To whom it may concern:
I would like to take a moment of your time to plead the case for Dollhouse. It has had a rocky season and it needs all the help it can get.
First, I would like to thank you for the little things that were different in the way Dollhouse was handled versus Firefly. I’m sure the number of fans that assaulted your company was very high when Dollhouse first began airing (and they feared that the show was being “mangled” by the studio), crippling its chances of success. Likewise, a similar situation probably occurred when it was believed that the studio was intentionally holding back an episode of the show instead of airing it (due to the issues with funding for a pilot that was never aired versus a DVD release of 13 episodes.
I would like to apologize on behalf of those fans. They desperately want this show to succeed and don’t always realize that they may be hurting its chances rather than helping.

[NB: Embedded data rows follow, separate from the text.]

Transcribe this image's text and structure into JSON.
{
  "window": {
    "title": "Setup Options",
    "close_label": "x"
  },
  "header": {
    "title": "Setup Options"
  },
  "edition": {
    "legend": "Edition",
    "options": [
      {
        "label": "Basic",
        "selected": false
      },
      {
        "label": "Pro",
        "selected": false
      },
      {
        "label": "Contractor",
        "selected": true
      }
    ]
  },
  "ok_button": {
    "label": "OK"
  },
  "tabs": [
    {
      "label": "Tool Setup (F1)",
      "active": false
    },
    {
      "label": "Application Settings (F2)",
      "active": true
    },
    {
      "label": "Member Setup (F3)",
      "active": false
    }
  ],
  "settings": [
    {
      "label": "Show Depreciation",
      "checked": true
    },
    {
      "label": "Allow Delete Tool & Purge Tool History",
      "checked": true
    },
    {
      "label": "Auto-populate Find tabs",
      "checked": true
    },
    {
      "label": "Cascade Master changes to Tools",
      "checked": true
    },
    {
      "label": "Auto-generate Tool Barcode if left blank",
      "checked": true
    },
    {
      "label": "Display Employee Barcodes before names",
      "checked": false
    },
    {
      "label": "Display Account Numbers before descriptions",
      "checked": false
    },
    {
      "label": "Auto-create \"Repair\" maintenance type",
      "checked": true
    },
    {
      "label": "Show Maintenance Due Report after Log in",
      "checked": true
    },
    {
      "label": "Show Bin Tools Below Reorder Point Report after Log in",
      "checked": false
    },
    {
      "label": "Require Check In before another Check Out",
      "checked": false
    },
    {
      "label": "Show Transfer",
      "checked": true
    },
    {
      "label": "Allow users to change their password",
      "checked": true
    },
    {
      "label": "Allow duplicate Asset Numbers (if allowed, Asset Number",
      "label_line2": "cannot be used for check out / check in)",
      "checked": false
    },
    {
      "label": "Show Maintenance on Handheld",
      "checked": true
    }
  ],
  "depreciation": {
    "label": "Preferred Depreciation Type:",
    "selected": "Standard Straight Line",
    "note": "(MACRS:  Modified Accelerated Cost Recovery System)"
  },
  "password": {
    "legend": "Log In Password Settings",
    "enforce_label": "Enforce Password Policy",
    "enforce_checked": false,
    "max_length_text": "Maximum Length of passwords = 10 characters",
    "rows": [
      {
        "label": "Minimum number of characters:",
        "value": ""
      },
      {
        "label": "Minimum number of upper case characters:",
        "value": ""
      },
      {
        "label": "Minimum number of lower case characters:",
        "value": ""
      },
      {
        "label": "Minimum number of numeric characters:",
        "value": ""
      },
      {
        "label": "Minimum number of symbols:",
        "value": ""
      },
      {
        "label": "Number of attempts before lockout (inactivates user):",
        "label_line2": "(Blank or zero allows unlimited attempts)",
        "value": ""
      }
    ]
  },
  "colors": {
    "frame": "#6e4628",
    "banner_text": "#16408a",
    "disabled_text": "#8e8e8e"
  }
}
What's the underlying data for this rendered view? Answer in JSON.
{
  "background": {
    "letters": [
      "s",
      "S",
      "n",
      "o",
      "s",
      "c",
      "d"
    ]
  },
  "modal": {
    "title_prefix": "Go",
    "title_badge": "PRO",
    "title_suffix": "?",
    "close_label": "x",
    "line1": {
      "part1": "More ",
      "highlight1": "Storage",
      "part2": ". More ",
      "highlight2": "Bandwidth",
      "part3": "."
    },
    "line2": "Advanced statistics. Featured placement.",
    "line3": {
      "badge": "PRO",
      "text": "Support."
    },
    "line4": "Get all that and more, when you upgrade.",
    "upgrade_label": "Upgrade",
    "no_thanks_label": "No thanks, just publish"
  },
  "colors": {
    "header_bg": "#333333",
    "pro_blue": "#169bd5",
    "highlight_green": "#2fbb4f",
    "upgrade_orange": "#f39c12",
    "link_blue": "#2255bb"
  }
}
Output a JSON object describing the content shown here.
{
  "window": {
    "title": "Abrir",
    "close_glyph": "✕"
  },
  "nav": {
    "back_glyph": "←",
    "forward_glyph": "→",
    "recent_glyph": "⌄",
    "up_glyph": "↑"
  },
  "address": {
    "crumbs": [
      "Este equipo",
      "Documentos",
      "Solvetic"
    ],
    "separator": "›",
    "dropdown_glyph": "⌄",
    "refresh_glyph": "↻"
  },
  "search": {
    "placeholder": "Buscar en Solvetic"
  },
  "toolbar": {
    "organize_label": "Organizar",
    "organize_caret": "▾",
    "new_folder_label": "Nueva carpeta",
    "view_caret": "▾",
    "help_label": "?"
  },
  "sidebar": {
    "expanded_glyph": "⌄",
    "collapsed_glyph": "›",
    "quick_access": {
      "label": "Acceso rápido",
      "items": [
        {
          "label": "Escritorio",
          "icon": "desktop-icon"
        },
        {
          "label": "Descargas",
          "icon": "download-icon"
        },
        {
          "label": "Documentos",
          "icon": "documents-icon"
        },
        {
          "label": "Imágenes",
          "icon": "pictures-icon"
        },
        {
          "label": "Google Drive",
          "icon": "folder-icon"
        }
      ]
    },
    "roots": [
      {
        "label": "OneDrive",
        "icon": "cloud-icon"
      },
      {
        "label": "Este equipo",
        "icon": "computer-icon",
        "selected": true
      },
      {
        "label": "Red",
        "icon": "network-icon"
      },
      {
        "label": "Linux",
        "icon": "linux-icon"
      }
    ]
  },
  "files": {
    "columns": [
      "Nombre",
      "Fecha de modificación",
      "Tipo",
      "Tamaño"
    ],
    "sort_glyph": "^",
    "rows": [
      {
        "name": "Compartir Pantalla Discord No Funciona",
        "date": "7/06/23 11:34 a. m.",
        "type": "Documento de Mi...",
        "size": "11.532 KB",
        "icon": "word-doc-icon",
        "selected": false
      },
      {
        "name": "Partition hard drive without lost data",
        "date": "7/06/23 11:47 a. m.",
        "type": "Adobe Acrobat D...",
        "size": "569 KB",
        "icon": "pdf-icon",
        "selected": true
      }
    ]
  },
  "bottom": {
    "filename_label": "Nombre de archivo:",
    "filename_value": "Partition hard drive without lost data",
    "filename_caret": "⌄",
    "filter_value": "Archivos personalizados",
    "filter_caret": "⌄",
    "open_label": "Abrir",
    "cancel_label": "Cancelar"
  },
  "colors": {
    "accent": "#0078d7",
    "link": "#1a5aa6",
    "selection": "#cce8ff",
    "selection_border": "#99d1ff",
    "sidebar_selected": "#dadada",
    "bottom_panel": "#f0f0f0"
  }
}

Now, on to the meat of the matter. As I’m sure you are aware, Dollhouse is a show that faces some stiff opposition. In a technological landscape that allows fans to download complete episodes of their favorite shows the day after they air (both legally and illegally), watch them for free via websites that are already looking to the future of broadcasting (such as Hulu), and record their preferred shows via DVR and skip past the commercials, advertising dollars for big-budget shows like Dollhouse can be hard to come by. On top of all that, the difficulty in getting reliable viewing numbers with the antiquated Nielsen system make shows like Dollhouse difficult to keep spending money on. How can you be certain you’re getting a proper return-on-investment?
Unfortunately, you can’t anymore. Not until the DVD release is available, not until the second season starts, and not until a method is in place for reporting accurate internet views and live and recorded viewings on televisions. With advertising on sites like Hulu and other streaming media locations a much smaller source of income, the profits for a show like Dollhouse dwindle as the world gets better educated and more connected.
Which brings me to the point of my e-mail. We love Dollhouse. We love it because Joss Whedon created it and we feel that we got shafted on Firefly and so we fought so hard for this show, even though the first three episodes kind of sucked (we’re not pointing fingers, we’re just saying). But we also love it because it is an incredible show, one with depth and controversy and incredible writing. No other show on television will be able to touch on the subject matter that Dollhouse can (voluntary / involuntary slavery, who are we without the experiences that define us) which makes it an important piece of television history. Or, it will, if it’s allowed to live.
As the world has moved more and more to delivering content over the Internet at a time of the viewer’s choosing, viewership during live broadcasts have tapered off dramatically. The secret is not to create more reality TV or to cancel good shows to give other shows a try. The answer is to embrace the Internet. And if any one man knows how to get the most out of the Internet, it’s Joss Whedon. Look at Dr. Horrible. A low-budget project with big names and incredible talent. Think of what you could do if you were the first studio to truly embrace the Internet. Air episodes of Dollhouse with the SAME commercials you air on television during the first week it’s online. After the first week, let it become just like all the other episodes on Hulu with the same commercial shown 4 or 5 times during the 45 minutes it takes to watch. Or get a corporate sponsor for the show that already embraces the Internet. Put a single 60 second advertisement at the beginning of the episode and let people stream it commercial free. Create an alternate-reality game to prep people for the second season. Ask fans of the series to market the show for you via guerilla marketing tactics. All of these are ways to increase viewership. And if you really want to help, keep the episodes online for free all summer long and encourage fans to share them with their friends and family so that when the new season starts, they’re caught up, too.
I promise you, that if you make the effort to push this show, and let Joss do what Joss does best, he won’t disappoint you.
But don’t tell him I said that, he doesn’t need the pressure.
Thank you for your time,